The Use of Computerised Accounting Systems in Small Business A paper for the Small Enterprise Association of Australia and New Zealand 16th Annual Conference, Ballarat, 28 Sept-1 Oct, 2003.
Ass. Prof. John Breen
Associate Professor and Head of School Email: John.Breen@vu.edu.au
Dr. Nick Sciulli
Senior Lecturer – Accounting
Lecturer - Accounting
Victoria University School of Accounting and Finance PO Box 14428 Melbourne City Mail Centre 8001
Abstract This paper is based on a research project which was designed to investigate small business usage of a computerised accounting system (CAS) to ascertain if there are obstacles that prevent small businesses from migrating to such a system.
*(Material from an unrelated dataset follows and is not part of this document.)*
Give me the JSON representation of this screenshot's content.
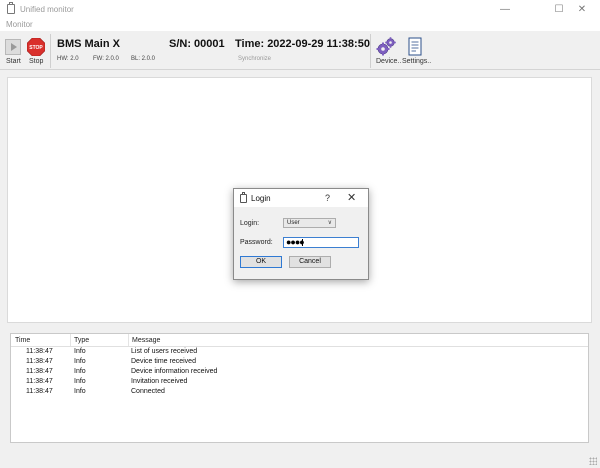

Two groups of small businesses are surveyed. Those that currently use a CAS and those that do not. The purpose of this comparison is to determine what were the major influences in their decision to use or not use accounting software for their business. A secondary objective was to learn more about the influence and role (if any) played by their accountant in their decision. The development of an understanding of the obstacles that inhibit the use of a CAS will be useful in the building of strategies to encourage greater efficiency in small business record keeping.
Hosted by University of Ballarat, Ballarat, Australia
16th Annual Conference of Small Enterprise Association of Australia and New Zealand, 28 September – 1 October 2003
1. Introduction The traditional view of small business record keeping suggests that it is paper based and filed in a shoe box until such time that it is placed in the hands of the accountant for the preparation of the annual taxation return. Over the years the accounting profession and small business training providers have been trying to change the approach to record keeping adopted by small business operators, with a view to them holding better records and ultimately improving the management of their business. With the introduction of lower-cost and more user-friendly computerised accounting systems (CAS) there appears to be fewer obstacles to improved record keeping practices. This paper reports on the findings of a study that investigated small business usage of CAS. It begins with a review of the literature on the adoption of Information Technology (IT) and then considers the findings of the study in the context of the adoption factors identified. It concludes with a discussion of the issues that are associated with the usage of CAS and provides some direction for those organisations involved in advising small business operators about their record keeping.
The motivating factors for IT adoption in small business is a widely researched topic. While there is much research on the overall adoption of IT, there is little research focused specifically on the motivating factors for adopting computerised accounting systems (CAS) in small business. Small business accounting software, however, is an important sub-set of overall small business IT research. In many studies of small business IT usage, accounting software was the predominant application package used and the driving factor behind the IT hardware acquisition decision. For example, in Australia the Yellow Pages (1997) reported that 76% of the small businesses surveyed had at least one computer and 75% of these used accounting software. Burgess (1998) in a review of IT adoption by Australian small businesses concluded that the main software application package used was accounting (see also Burgess 1997, and Wenzler 1996). To investigate the motivating factors for adopting accounting software, it would be reasonable to first review the more comprehensive literature on overall IT adoption. This literature review, therefore, begins with a discussion of the studies of...